Microsoft Corporation has new browser project on the working board. Called Project Spartan is a new browser which takes off from where Internet Explorer ended. This browser is being built by the software giant to help work its way through the browsers wars for mobile devices.
Spartan will support Windows 10 devices, smartphones as well as PCs.
The rendering engine, for the browser is called Edge, and is a fork from the Explorer 11 or the Trident.
Apparently, the name – ‘Spartan’ is a codename which stems from Xbox One’s game called, Halo Spartan Assault. Apart from that meaning, it also means disciplined, rigorous, frugal and austere.
Position of browsers
According to industry analysts, Google Chrome is now helming the browser world, while Project Spartan is a startup.
Apparently, there are some issues with Google Chrome, which the developer is attempting to patch. Some feel that it has grown to abnormal size, bloated and guzzling far too much of memory, when compared with FireFox. Engineers at Google chrome view it as an issue with RAM and battery and have already commenced repairs with a 12-step fix process.
This has led to Google forking its Webkit to create Blink on its own. This will offer scope for some micromanagement of legacy issues, strategically.
Meanwhile, Project Spartan team is expected to wade through thousands of inoperability bugs. The team is also working on adding support to several web standards.
The goal of Spartan currently is to render windows 10 as a service. The new browser will rapidly and continuously be updated on the same lines as Firefox. However, the browser will have to prove its credibility, given Explorer’s unlimited ‘sins.’
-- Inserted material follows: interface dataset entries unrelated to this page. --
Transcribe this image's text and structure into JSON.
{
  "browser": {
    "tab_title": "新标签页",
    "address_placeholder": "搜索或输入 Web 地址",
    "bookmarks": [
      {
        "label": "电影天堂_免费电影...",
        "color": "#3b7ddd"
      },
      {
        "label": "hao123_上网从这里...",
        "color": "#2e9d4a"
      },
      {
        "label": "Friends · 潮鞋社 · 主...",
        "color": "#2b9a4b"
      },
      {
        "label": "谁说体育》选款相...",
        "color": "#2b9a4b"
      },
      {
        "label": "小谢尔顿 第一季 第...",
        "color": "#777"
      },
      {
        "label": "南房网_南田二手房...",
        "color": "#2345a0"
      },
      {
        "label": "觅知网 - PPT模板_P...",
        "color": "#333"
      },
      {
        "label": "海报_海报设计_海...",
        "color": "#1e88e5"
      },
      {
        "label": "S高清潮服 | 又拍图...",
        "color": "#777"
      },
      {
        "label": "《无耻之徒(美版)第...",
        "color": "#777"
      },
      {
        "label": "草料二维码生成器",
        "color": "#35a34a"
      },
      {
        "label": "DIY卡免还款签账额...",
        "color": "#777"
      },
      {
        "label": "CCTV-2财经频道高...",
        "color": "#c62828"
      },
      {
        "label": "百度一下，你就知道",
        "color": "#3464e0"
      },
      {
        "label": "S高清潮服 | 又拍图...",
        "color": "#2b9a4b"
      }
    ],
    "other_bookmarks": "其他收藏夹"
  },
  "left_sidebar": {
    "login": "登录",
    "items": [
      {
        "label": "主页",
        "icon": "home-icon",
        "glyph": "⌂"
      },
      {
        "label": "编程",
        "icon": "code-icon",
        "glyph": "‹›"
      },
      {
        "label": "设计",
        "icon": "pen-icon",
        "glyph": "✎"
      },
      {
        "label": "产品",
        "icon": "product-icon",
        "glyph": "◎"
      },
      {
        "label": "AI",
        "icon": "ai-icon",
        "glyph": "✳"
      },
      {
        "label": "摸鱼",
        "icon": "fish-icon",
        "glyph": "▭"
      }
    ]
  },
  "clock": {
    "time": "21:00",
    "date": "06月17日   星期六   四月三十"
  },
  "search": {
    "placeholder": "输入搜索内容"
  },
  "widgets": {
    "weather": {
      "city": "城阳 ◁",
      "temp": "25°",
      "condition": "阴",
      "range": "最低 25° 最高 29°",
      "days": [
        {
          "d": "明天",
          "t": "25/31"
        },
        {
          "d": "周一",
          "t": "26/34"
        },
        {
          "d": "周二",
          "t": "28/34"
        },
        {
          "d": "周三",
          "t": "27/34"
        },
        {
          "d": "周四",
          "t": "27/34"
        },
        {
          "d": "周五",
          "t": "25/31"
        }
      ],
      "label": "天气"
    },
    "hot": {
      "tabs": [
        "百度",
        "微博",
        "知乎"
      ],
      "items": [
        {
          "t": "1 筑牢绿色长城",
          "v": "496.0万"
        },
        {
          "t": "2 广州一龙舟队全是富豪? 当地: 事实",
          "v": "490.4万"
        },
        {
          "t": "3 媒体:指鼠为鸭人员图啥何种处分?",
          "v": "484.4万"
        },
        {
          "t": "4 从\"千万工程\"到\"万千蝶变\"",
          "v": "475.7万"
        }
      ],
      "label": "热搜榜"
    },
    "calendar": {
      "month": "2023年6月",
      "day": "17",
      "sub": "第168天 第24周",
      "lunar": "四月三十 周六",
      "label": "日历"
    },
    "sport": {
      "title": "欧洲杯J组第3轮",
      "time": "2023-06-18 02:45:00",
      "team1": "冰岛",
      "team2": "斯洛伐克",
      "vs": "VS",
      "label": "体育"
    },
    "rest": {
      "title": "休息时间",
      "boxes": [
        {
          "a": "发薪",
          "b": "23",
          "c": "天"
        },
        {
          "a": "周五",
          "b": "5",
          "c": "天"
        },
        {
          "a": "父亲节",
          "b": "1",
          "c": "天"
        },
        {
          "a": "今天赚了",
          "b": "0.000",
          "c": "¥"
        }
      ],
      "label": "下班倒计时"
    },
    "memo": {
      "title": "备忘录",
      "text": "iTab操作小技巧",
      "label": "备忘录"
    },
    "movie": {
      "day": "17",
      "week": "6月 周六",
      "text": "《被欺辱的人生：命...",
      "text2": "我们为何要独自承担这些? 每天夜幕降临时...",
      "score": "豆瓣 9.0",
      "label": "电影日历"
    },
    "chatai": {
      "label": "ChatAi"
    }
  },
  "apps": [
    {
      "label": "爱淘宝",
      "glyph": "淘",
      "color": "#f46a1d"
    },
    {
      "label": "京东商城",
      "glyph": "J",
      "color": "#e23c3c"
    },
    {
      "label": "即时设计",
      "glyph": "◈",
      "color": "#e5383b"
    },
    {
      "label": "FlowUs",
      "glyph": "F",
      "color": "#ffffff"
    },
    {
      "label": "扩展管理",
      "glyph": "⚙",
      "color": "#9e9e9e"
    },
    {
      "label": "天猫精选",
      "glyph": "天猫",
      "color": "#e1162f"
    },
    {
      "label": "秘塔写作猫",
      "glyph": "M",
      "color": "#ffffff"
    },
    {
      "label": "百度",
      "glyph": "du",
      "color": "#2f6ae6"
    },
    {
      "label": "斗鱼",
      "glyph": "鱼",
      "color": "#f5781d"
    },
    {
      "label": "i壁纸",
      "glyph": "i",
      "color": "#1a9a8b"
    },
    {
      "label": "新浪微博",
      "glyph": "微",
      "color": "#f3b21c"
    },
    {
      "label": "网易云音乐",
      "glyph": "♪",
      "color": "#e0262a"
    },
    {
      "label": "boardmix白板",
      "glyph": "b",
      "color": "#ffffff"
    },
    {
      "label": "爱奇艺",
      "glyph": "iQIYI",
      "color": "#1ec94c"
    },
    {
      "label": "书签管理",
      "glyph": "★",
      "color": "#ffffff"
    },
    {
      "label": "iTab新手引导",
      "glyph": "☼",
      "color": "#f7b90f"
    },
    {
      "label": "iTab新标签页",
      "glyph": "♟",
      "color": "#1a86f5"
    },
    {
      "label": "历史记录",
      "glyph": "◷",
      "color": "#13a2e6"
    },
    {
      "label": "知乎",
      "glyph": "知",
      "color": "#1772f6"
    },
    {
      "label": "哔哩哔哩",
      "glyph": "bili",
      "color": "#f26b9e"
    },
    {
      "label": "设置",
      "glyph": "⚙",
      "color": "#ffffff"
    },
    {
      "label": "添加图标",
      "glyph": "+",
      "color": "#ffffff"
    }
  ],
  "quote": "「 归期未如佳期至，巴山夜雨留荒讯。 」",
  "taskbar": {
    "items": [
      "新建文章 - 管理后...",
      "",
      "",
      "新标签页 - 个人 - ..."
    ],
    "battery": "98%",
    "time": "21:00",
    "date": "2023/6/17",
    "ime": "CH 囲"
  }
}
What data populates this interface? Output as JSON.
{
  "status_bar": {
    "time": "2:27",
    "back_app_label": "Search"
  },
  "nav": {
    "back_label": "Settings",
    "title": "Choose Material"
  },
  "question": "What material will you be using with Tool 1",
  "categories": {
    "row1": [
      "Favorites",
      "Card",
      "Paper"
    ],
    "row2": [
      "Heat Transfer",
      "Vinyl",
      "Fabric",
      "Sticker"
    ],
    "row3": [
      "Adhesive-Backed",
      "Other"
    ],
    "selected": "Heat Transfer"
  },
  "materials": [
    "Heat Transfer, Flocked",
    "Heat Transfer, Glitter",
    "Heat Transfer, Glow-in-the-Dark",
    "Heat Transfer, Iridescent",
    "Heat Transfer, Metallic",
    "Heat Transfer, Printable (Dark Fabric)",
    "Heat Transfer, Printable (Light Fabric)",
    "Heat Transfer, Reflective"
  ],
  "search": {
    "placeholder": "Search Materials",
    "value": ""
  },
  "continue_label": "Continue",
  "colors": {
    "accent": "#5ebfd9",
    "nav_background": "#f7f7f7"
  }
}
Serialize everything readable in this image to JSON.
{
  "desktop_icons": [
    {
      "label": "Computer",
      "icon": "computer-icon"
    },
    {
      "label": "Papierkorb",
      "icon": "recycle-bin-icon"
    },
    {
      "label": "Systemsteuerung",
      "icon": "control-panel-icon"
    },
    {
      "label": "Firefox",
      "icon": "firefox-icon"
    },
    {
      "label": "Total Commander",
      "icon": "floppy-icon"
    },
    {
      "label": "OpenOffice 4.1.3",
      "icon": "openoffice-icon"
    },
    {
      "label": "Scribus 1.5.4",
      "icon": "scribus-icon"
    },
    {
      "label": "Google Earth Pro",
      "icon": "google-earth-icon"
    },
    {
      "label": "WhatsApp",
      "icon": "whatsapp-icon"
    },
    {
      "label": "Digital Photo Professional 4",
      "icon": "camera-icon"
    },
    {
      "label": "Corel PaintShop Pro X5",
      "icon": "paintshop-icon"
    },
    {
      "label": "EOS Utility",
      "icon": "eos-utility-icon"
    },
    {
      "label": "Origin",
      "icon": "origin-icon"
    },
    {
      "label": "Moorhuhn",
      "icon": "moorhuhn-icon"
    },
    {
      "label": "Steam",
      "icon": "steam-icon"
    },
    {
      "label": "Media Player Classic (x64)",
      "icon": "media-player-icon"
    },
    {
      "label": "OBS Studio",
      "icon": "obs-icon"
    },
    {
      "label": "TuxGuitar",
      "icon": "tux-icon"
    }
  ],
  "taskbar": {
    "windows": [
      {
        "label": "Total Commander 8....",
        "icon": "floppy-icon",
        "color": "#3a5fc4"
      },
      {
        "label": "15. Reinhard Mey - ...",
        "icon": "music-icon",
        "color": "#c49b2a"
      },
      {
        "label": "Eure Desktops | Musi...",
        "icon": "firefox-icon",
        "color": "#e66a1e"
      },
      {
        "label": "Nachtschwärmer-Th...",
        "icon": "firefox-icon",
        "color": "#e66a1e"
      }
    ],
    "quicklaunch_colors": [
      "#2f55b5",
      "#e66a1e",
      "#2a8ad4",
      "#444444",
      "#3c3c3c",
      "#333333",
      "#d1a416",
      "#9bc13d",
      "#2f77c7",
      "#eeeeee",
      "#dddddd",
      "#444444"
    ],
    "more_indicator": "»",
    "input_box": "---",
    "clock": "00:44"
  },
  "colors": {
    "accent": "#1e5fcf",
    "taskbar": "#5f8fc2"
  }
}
Despite the hard work Microsoft’s put in to develop Spartan, it is expected to have its own set of limitations. In the meanwhile, Chrome is expected to remain at the top of the browser leadership board. Mobile usage multiplies, the need for agile, faster and leaner browser for quicker opening of images, faster downloads on videos will surge. Of the current line-up of browsers, it is perhaps only Chrome which is likely to sustain the challenges of digital natives driving further use of the internet.